"You know..." Their brother rarely spoke up. Men in the Family tended not to, after a while. Beryl had heard her father refer to them as the silent minority; personaly, she thought they stayed quiet mostly out of self-defense. Now, they all looked at Stone. Waiting. Stunned. He coughed. “Forget TV. The five of us could manage an intervention on our own.”
Their mother shook her head slowly. “An intervention. Well. It would make Thanksgiving awkward…”
“But it would make it smell so much better!”
"All right," their mother told them. "We have one day to do this, and do it right. Do we have everything?"
"I've got the mops and buckets," Chalcedony sighed. "And the rubber gloves."
"I've got the vet ready," Stone agreed, "and every cat carrier anyone in the family could provide. I also have a list of friends and relatives who'd be willing to foster a cat."
"I've got the distract-Aunt-Beatrix package," Amy giggled. She got off light in this one, at least in the initial phase.
"I've got four kinds of incense and three cleaning solutions from Aunt Eva," Beryl put in. "Something in here ought to work."
"And I have new litter boxes, new litter, and the materials for an outdoor run. I think we're set. Stone, your friend is willing to pick you and the cats up?"
"He owes me big time," Stone nodded.
"Well, I'll make him some cookies when this is over, nevertheless. All right, children, let's go."
This was, Beryl had to admit, crazy in a particularly their-family sort of way. Here they were, the day before Thanksgiving, tromping over to their Aunt’s house to scrub down every sign that she had turned into a crazy cat lady. In hopes of… what, exactly, except a pleasant-smelling Thanksgiving, Beryl didn’t know. If Aunt Beatrix has decided to collect cats, Beryl didn’t know of a force in the world that could stop her.
Distract her, that part was easy.
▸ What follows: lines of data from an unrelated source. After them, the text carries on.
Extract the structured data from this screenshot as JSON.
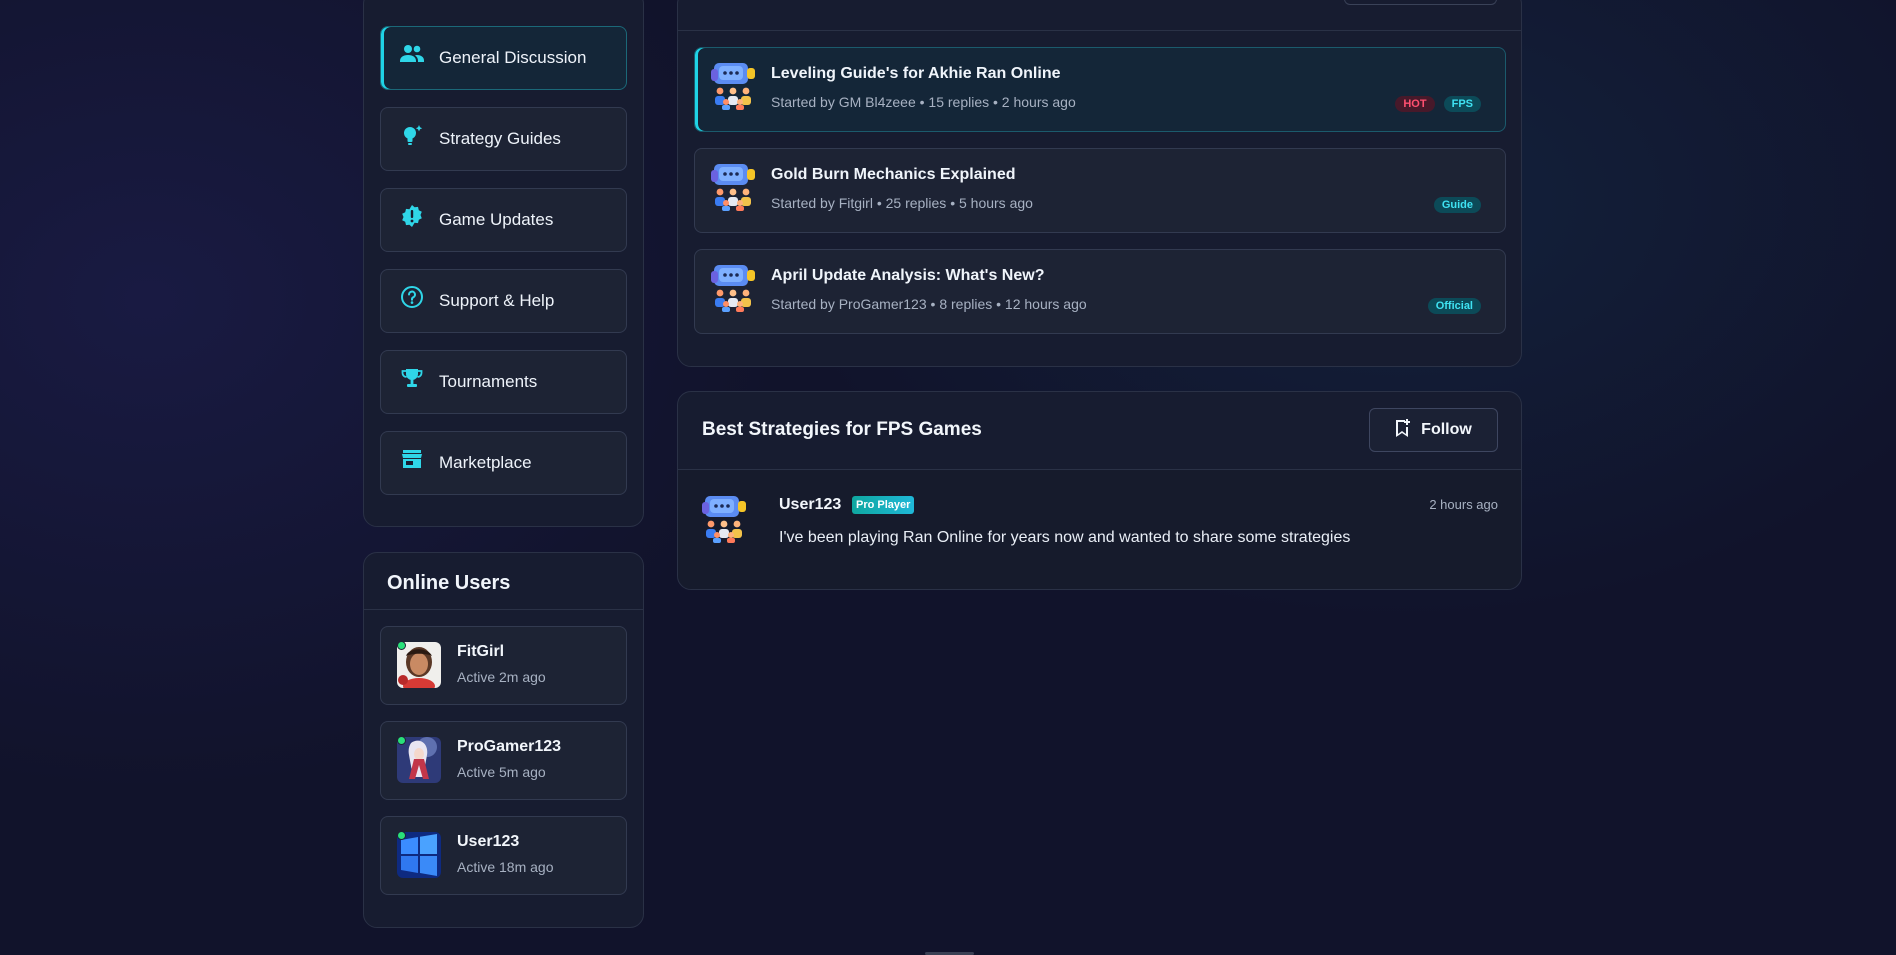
{
  "categories": [
    {
      "label": "General Discussion",
      "icon": "users-icon",
      "active": true
    },
    {
      "label": "Strategy Guides",
      "icon": "lightbulb-icon",
      "active": false
    },
    {
      "label": "Game Updates",
      "icon": "alert-badge-icon",
      "active": false
    },
    {
      "label": "Support & Help",
      "icon": "help-circle-icon",
      "active": false
    },
    {
      "label": "Tournaments",
      "icon": "trophy-icon",
      "active": false
    },
    {
      "label": "Marketplace",
      "icon": "store-icon",
      "active": false
    }
  ],
  "online_users": {
    "title": "Online Users",
    "users": [
      {
        "name": "FitGirl",
        "status": "Active 2m ago"
      },
      {
        "name": "ProGamer123",
        "status": "Active 5m ago"
      },
      {
        "name": "User123",
        "status": "Active 18m ago"
      }
    ]
  },
  "threads": [
    {
      "title": "Leveling Guide's for Akhie Ran Online",
      "meta": "Started by GM Bl4zeee • 15 replies • 2 hours ago",
      "tags": [
        "HOT",
        "FPS"
      ]
    },
    {
      "title": "Gold Burn Mechanics Explained",
      "meta": "Started by Fitgirl • 25 replies • 5 hours ago",
      "tags": [
        "Guide"
      ]
    },
    {
      "title": "April Update Analysis: What's New?",
      "meta": "Started by ProGamer123 • 8 replies • 12 hours ago",
      "tags": [
        "Official"
      ]
    }
  ],
  "post": {
    "title": "Best Strategies for FPS Games",
    "follow_label": "Follow",
    "author": "User123",
    "badge": "Pro Player",
    "time": "2 hours ago",
    "text": "I've been playing Ran Online for years now and wanted to share some strategies"
  },
  "colors": {
    "accent": "#1fd3e6",
    "hot": "#ff5070",
    "online": "#29e07a"
  }
}
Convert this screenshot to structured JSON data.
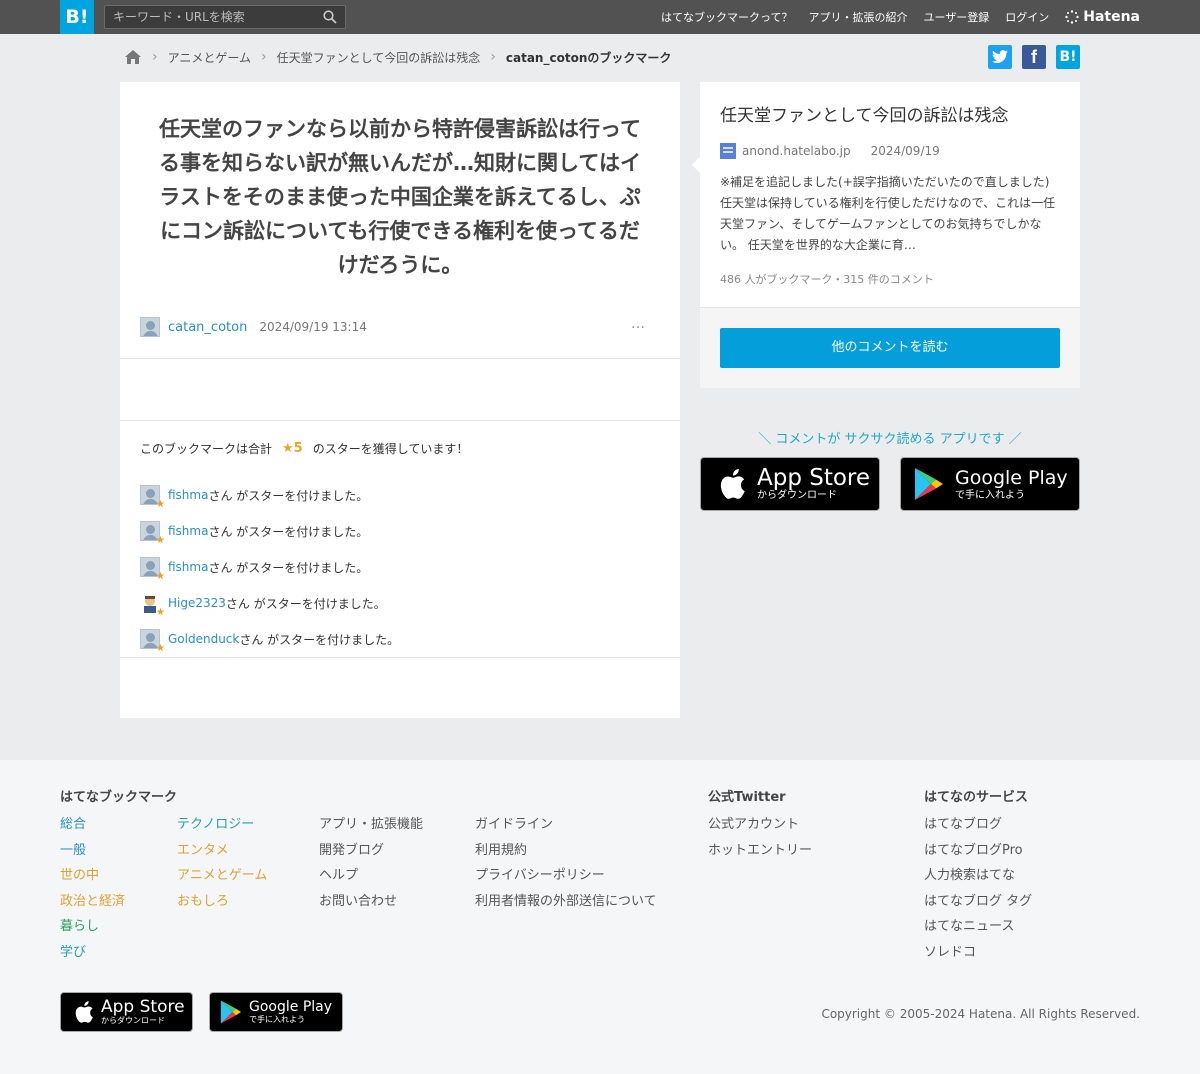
{
  "header": {
    "logo": "B!",
    "search_placeholder": "キーワード・URLを検索",
    "nav": [
      "はてなブックマークって？",
      "アプリ・拡張の紹介",
      "ユーザー登録",
      "ログイン"
    ],
    "brand": "Hatena"
  },
  "breadcrumb": {
    "items": [
      "アニメとゲーム",
      "任天堂ファンとして今回の訴訟は残念"
    ],
    "current": "catan_cotonのブックマーク"
  },
  "share": {
    "hatena": "B!"
  },
  "comment": {
    "text": "任天堂のファンなら以前から特許侵害訴訟は行ってる事を知らない訳が無いんだが…知財に関してはイラストをそのまま使った中国企業を訴えてるし、ぷにコン訴訟についても行使できる権利を使ってるだけだろうに。",
    "user": "catan_coton",
    "date": "2024/09/19 13:14",
    "more": "…"
  },
  "stars": {
    "summary_prefix": "このブックマークは合計",
    "count": "★5",
    "summary_suffix": "のスターを獲得しています！",
    "action_text": "さん がスターを付けました。",
    "givers": [
      "fishma",
      "fishma",
      "fishma",
      "Hige2323",
      "Goldenduck"
    ]
  },
  "entry": {
    "title": "任天堂ファンとして今回の訴訟は残念",
    "domain": "anond.hatelabo.jp",
    "date": "2024/09/19",
    "description": "※補足を追記しました(+誤字指摘いただいたので直しました) 任天堂は保持している権利を行使しただけなので、これは一任天堂ファン、そしてゲームファンとしてのお気持ちでしかない。 任天堂を世界的な大企業に育…",
    "stats": "486 人がブックマーク・315 件のコメント",
    "button": "他のコメントを読む"
  },
  "promo": {
    "text": "＼ コメントが サクサク読める アプリです ／",
    "appstore_big": "App Store",
    "appstore_small": "からダウンロード",
    "googleplay_big": "Google Play",
    "googleplay_small": "で手に入れよう"
  },
  "footer": {
    "col1_heading": "はてなブックマーク",
    "col_categories_a": [
      "総合",
      "一般",
      "世の中",
      "政治と経済",
      "暮らし",
      "学び"
    ],
    "col_categories_b": [
      "テクノロジー",
      "エンタメ",
      "アニメとゲーム",
      "おもしろ"
    ],
    "col_links_a": [
      "アプリ・拡張機能",
      "開発ブログ",
      "ヘルプ",
      "お問い合わせ"
    ],
    "col_links_b": [
      "ガイドライン",
      "利用規約",
      "プライバシーポリシー",
      "利用者情報の外部送信について"
    ],
    "twitter_heading": "公式Twitter",
    "twitter_links": [
      "公式アカウント",
      "ホットエントリー"
    ],
    "services_heading": "はてなのサービス",
    "services": [
      "はてなブログ",
      "はてなブログPro",
      "人力検索はてな",
      "はてなブログ タグ",
      "はてなニュース",
      "ソレドコ"
    ],
    "copyright": "Copyright © 2005-2024 Hatena. All Rights Reserved."
  },
  "colors": {
    "topbar": "#525253",
    "accent": "#00a4de",
    "button": "#049fdb",
    "star": "#e8a72b",
    "link": "#2a8fc4"
  }
}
And the polite lie Mom gave her was simply “we want to help you get the place ready for the festivities.” So Amy went to work being her absolutely adorable sweet-enough-to-cause-diabetes ballerina self, dancing for Aunt Beatrix in her parlor, while the rest of them scrubbed, washed, aired, bleached, vinegared, and swept; scrubbed, sorted, aired, archived, and put in the attic; scrubbed, dumped, lysol’d, re-positioned, and concealed.
Stone may have managed to avoid the bleach and scrub-bucket, but only because he was busily collecting every cat and putting them in a cat carrier, wearing elbow-length leather gloves and murmuring pet-charms under his breath. Beryl noticed he didn't do that around Mom, and wondered when he was going to tell the family he had the spark - and what they'd do about it.
Only as they got the cats in Stone’s friend’s truck, the last litter pan replaced, and the three incense sticks lit, did Aunt Beatrix totter out of her parlor. She looked around, smiling a little, and then more, and then, sadly, told Beryl’s mom,
"Thank you, dear, but it won't last. They can't let it last."